Wherever the string "icon" shows up in the records below, return that line.

··········

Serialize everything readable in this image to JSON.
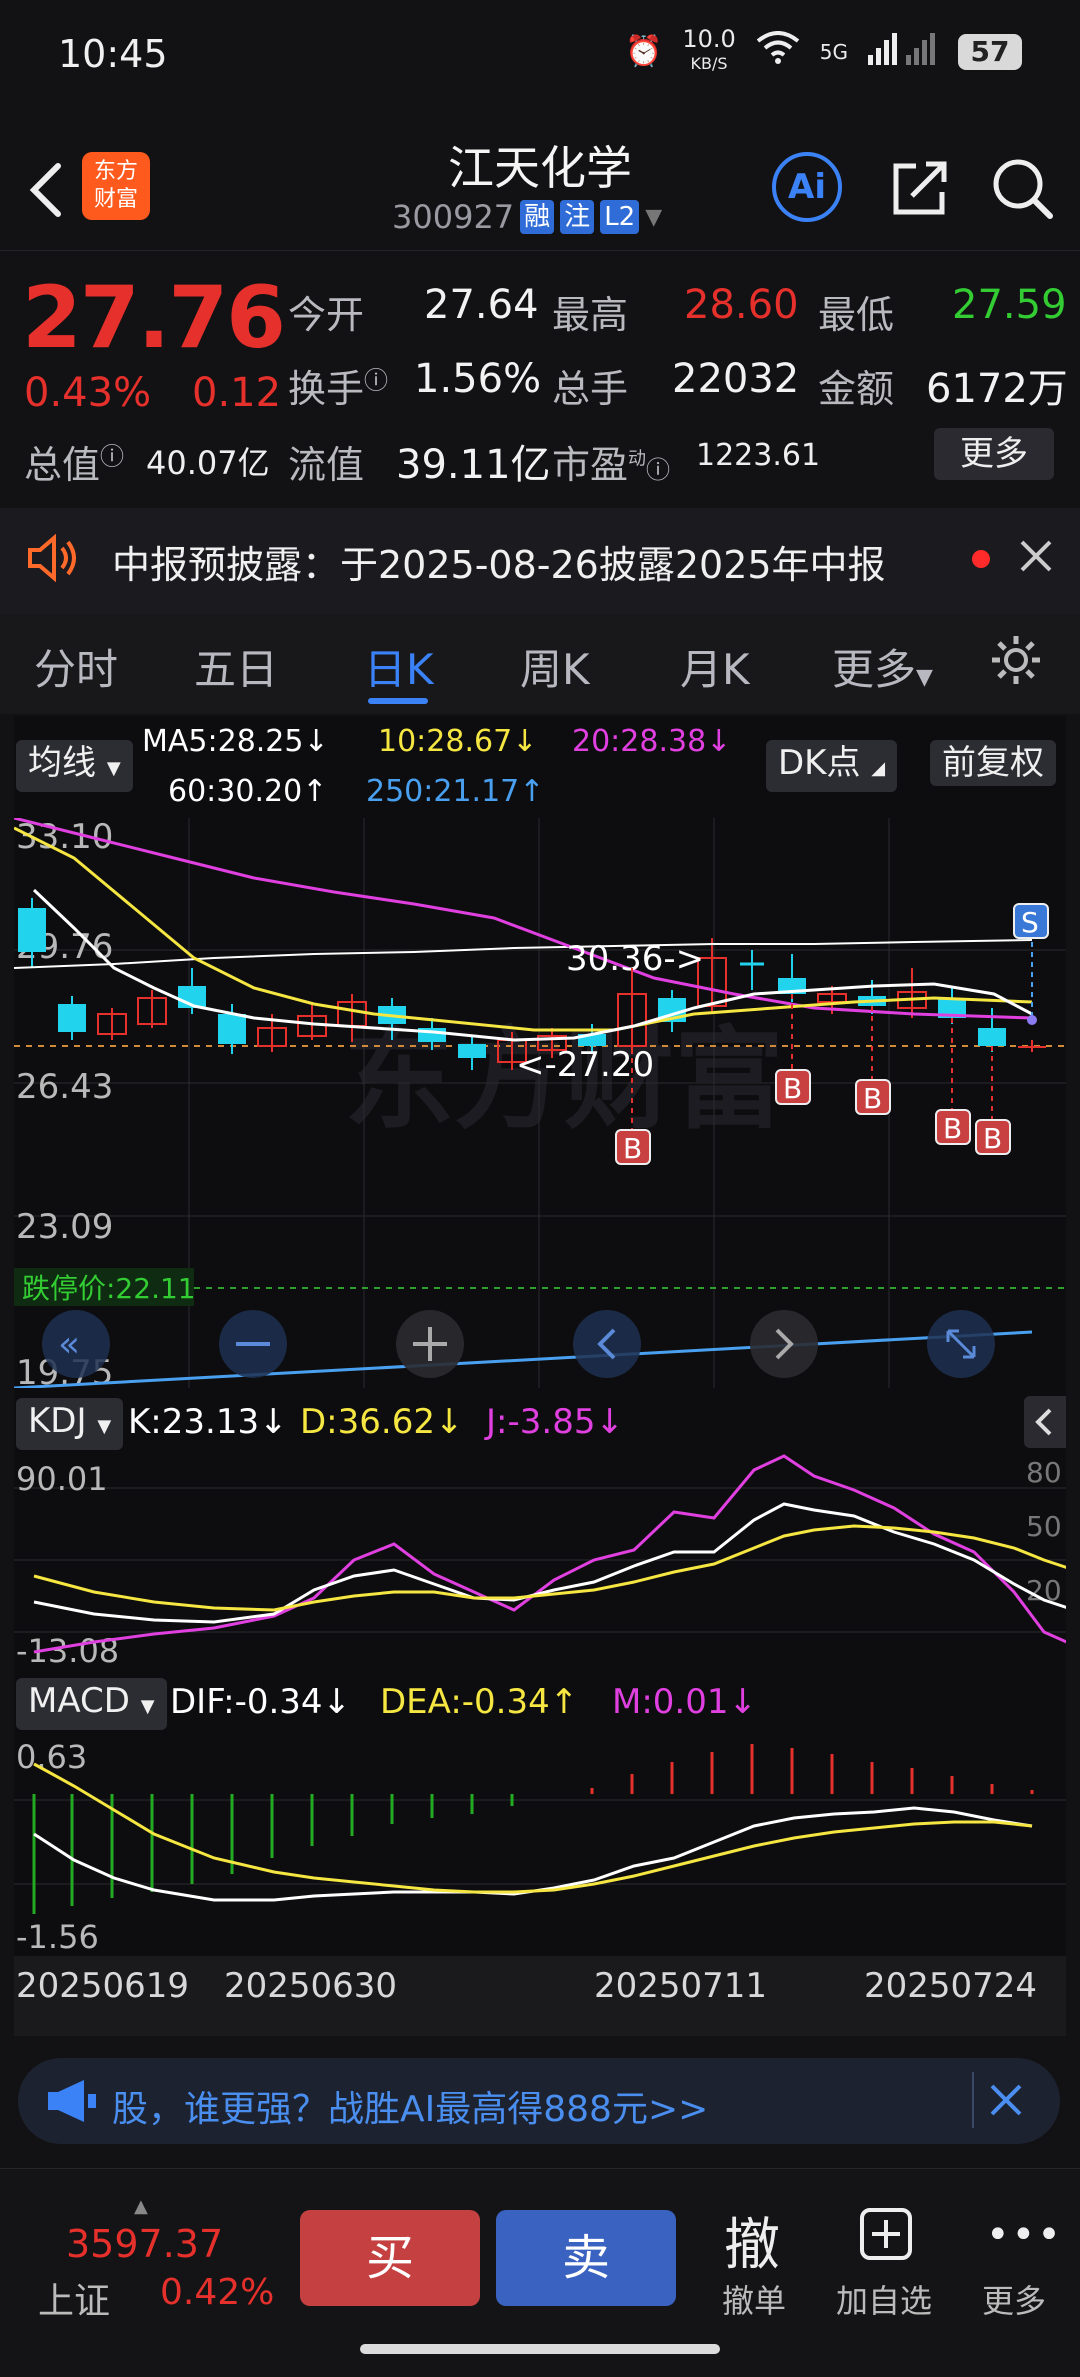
{
  "status": {
    "time": "10:45",
    "net_speed": "10.0",
    "net_unit": "KB/S",
    "signal": "5G",
    "battery": "57"
  },
  "header": {
    "logo_top": "东方",
    "logo_bottom": "财富",
    "title": "江天化学",
    "code": "300927",
    "tags": [
      "融",
      "注",
      "L2"
    ],
    "ai": "Ai"
  },
  "quote": {
    "price": "27.76",
    "pct": "0.43%",
    "change": "0.12",
    "open_label": "今开",
    "open": "27.64",
    "high_label": "最高",
    "high": "28.60",
    "low_label": "最低",
    "low": "27.59",
    "turnover_label": "换手",
    "turnover": "1.56%",
    "volume_label": "总手",
    "volume": "22032",
    "amount_label": "金额",
    "amount": "6172万",
    "mktcap_label": "总值",
    "mktcap": "40.07亿",
    "float_label": "流值",
    "float": "39.11亿",
    "pe_label": "市盈",
    "pe_sup": "动",
    "pe": "1223.61",
    "more": "更多"
  },
  "notice": {
    "text": "中报预披露：于2025-08-26披露2025年中报"
  },
  "tabs": [
    "分时",
    "五日",
    "日K",
    "周K",
    "月K",
    "更多"
  ],
  "active_tab": "日K",
  "kline": {
    "selector": "均线",
    "ma5": "MA5:28.25↓",
    "ma10": "10:28.67↓",
    "ma20": "20:28.38↓",
    "ma60": "60:30.20↑",
    "ma250": "250:21.17↑",
    "dk": "DK点",
    "adjust": "前复权",
    "y_ticks": [
      "33.10",
      "29.76",
      "26.43",
      "23.09",
      "19.75"
    ],
    "high_mark": "30.36->",
    "low_mark": "<-27.20",
    "limit_down": "跌停价:22.11",
    "watermark": "东方财富",
    "signals": [
      "B",
      "B",
      "B",
      "B",
      "B",
      "S"
    ]
  },
  "kdj": {
    "selector": "KDJ",
    "k": "K:23.13↓",
    "d": "D:36.62↓",
    "j": "J:-3.85↓",
    "y_top": "90.01",
    "y_bottom": "-13.08",
    "right_ticks": [
      "80",
      "50",
      "20"
    ]
  },
  "macd": {
    "selector": "MACD",
    "dif": "DIF:-0.34↓",
    "dea": "DEA:-0.34↑",
    "m": "M:0.01↓",
    "y_top": "0.63",
    "y_bottom": "-1.56"
  },
  "x_dates": [
    "20250619",
    "20250630",
    "20250711",
    "20250724"
  ],
  "banner": {
    "text": "股，谁更强？战胜AI最高得888元>>"
  },
  "bottom": {
    "index_value": "3597.37",
    "index_name": "上证",
    "index_pct": "0.42%",
    "buy": "买",
    "sell": "卖",
    "cancel_glyph": "撤",
    "cancel": "撤单",
    "watch": "加自选",
    "more": "更多"
  },
  "colors": {
    "up": "#e6302c",
    "down": "#33cc33",
    "accent": "#3b82f6",
    "ma5": "#ffffff",
    "ma10": "#f5e642",
    "ma20": "#e040e0",
    "ma60": "#ffffff",
    "ma250": "#4aa0f0"
  }
}
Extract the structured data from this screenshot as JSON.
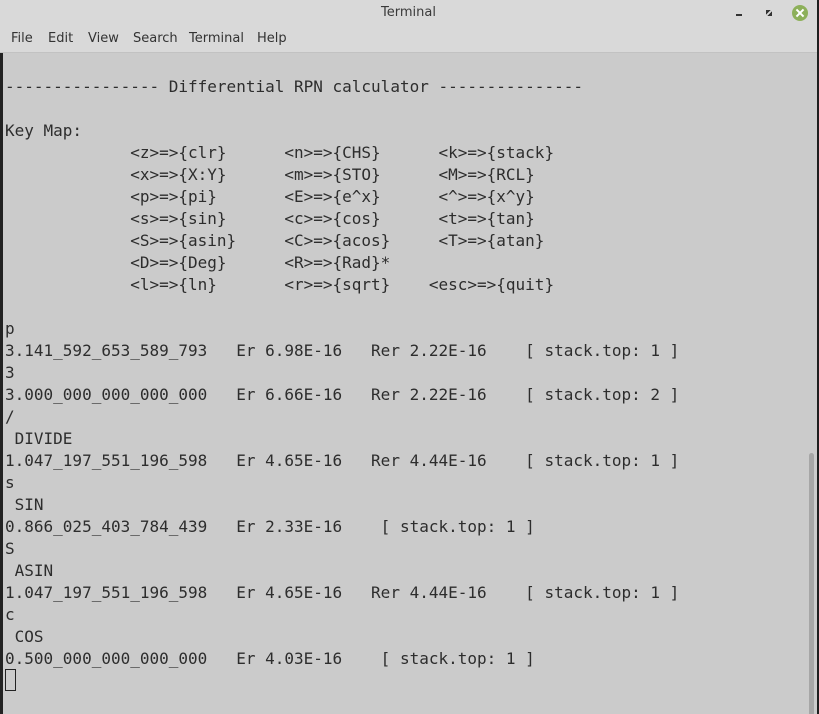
{
  "window": {
    "title": "Terminal",
    "controls": {
      "minimize": "minimize",
      "maximize": "maximize",
      "close": "close"
    },
    "close_color": "#8db05a"
  },
  "menu": [
    "File",
    "Edit",
    "View",
    "Search",
    "Terminal",
    "Help"
  ],
  "terminal": {
    "header": "---------------- Differential RPN calculator ---------------",
    "keymap_title": "Key Map:",
    "keymap_rows": [
      "             <z>=>{clr}      <n>=>{CHS}      <k>=>{stack}",
      "             <x>=>{X:Y}      <m>=>{STO}      <M>=>{RCL}",
      "             <p>=>{pi}       <E>=>{e^x}      <^>=>{x^y}",
      "             <s>=>{sin}      <c>=>{cos}      <t>=>{tan}",
      "             <S>=>{asin}     <C>=>{acos}     <T>=>{atan}",
      "             <D>=>{Deg}      <R>=>{Rad}*",
      "             <l>=>{ln}       <r>=>{sqrt}    <esc>=>{quit}"
    ],
    "output": [
      "p",
      "3.141_592_653_589_793   Er 6.98E-16   Rer 2.22E-16    [ stack.top: 1 ]",
      "3",
      "3.000_000_000_000_000   Er 6.66E-16   Rer 2.22E-16    [ stack.top: 2 ]",
      "/",
      " DIVIDE",
      "1.047_197_551_196_598   Er 4.65E-16   Rer 4.44E-16    [ stack.top: 1 ]",
      "s",
      " SIN",
      "0.866_025_403_784_439   Er 2.33E-16    [ stack.top: 1 ]",
      "S",
      " ASIN",
      "1.047_197_551_196_598   Er 4.65E-16   Rer 4.44E-16    [ stack.top: 1 ]",
      "c",
      " COS",
      "0.500_000_000_000_000   Er 4.03E-16    [ stack.top: 1 ]"
    ]
  }
}
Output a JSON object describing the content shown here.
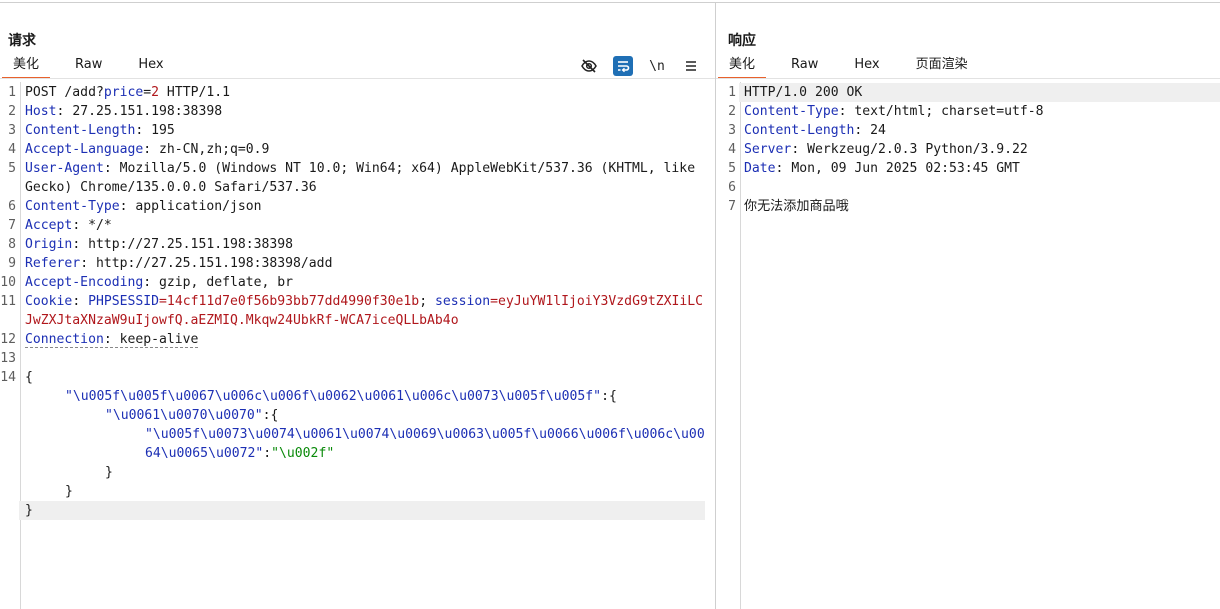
{
  "request": {
    "title": "请求",
    "tabs": [
      "美化",
      "Raw",
      "Hex"
    ],
    "active_tab": "美化",
    "toolbar": {
      "hide_icon": "eye-off-icon",
      "wrap_icon": "wrap-icon",
      "newline_label": "\\n",
      "menu_icon": "menu-icon"
    },
    "lines": {
      "l1": {
        "n": "1",
        "method": "POST /add?",
        "param": "price",
        "eq": "=",
        "pval": "2",
        "rest": " HTTP/1.1"
      },
      "l2": {
        "n": "2",
        "key": "Host",
        "val": ": 27.25.151.198:38398"
      },
      "l3": {
        "n": "3",
        "key": "Content-Length",
        "val": ": 195"
      },
      "l4": {
        "n": "4",
        "key": "Accept-Language",
        "val": ": zh-CN,zh;q=0.9"
      },
      "l5": {
        "n": "5",
        "key": "User-Agent",
        "val": ": Mozilla/5.0 (Windows NT 10.0; Win64; x64) AppleWebKit/537.36 (KHTML, like Gecko) Chrome/135.0.0.0 Safari/537.36"
      },
      "l6": {
        "n": "6",
        "key": "Content-Type",
        "val": ": application/json"
      },
      "l7": {
        "n": "7",
        "key": "Accept",
        "val": ": */*"
      },
      "l8": {
        "n": "8",
        "key": "Origin",
        "val": ": http://27.25.151.198:38398"
      },
      "l9": {
        "n": "9",
        "key": "Referer",
        "val": ": http://27.25.151.198:38398/add"
      },
      "l10": {
        "n": "10",
        "key": "Accept-Encoding",
        "val": ": gzip, deflate, br"
      },
      "l11": {
        "n": "11",
        "key": "Cookie",
        "sep": ": ",
        "c1k": "PHPSESSID",
        "c1v": "=14cf11d7e0f56b93bb77dd4990f30e1b",
        "semi": "; ",
        "c2k": "session",
        "c2v": "=eyJuYW1lIjoiY3VzdG9tZXIiLCJwZXJtaXNzaW9uIjowfQ.aEZMIQ.Mkqw24UbkRf-WCA7iceQLLbAb4o"
      },
      "l12": {
        "n": "12",
        "key": "Connection",
        "val": ": keep-alive"
      },
      "l13": {
        "n": "13"
      },
      "l14": {
        "n": "14",
        "text": "{"
      },
      "body1_key": "\"\\u005f\\u005f\\u0067\\u006c\\u006f\\u0062\\u0061\\u006c\\u0073\\u005f\\u005f\"",
      "body1_tail": ":{",
      "body2_key": "\"\\u0061\\u0070\\u0070\"",
      "body2_tail": ":{",
      "body3_key": "\"\\u005f\\u0073\\u0074\\u0061\\u0074\\u0069\\u0063\\u005f\\u0066\\u006f\\u006c\\u0064\\u0065\\u0072\"",
      "body3_colon": ":",
      "body3_val": "\"\\u002f\"",
      "close_inner": "}",
      "close_mid": "}",
      "close_outer": "}"
    }
  },
  "response": {
    "title": "响应",
    "tabs": [
      "美化",
      "Raw",
      "Hex",
      "页面渲染"
    ],
    "active_tab": "美化",
    "lines": {
      "l1": {
        "n": "1",
        "text": "HTTP/1.0 200 OK"
      },
      "l2": {
        "n": "2",
        "key": "Content-Type",
        "val": ": text/html; charset=utf-8"
      },
      "l3": {
        "n": "3",
        "key": "Content-Length",
        "val": ": 24"
      },
      "l4": {
        "n": "4",
        "key": "Server",
        "val": ": Werkzeug/2.0.3 Python/3.9.22"
      },
      "l5": {
        "n": "5",
        "key": "Date",
        "val": ": Mon, 09 Jun 2025 02:53:45 GMT"
      },
      "l6": {
        "n": "6"
      },
      "l7": {
        "n": "7",
        "text": "你无法添加商品哦"
      }
    }
  },
  "colors": {
    "accent": "#e8612c",
    "key": "#1c2fb4",
    "value": "#b0171c",
    "string": "#0a8a0a",
    "toggle_on": "#1f6fb5"
  }
}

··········

**Solution to this problem**.
      "hide_icon": "eye-off-icon",
      "wrap_icon": "wrap-icon",
      "menu_icon": "menu-icon"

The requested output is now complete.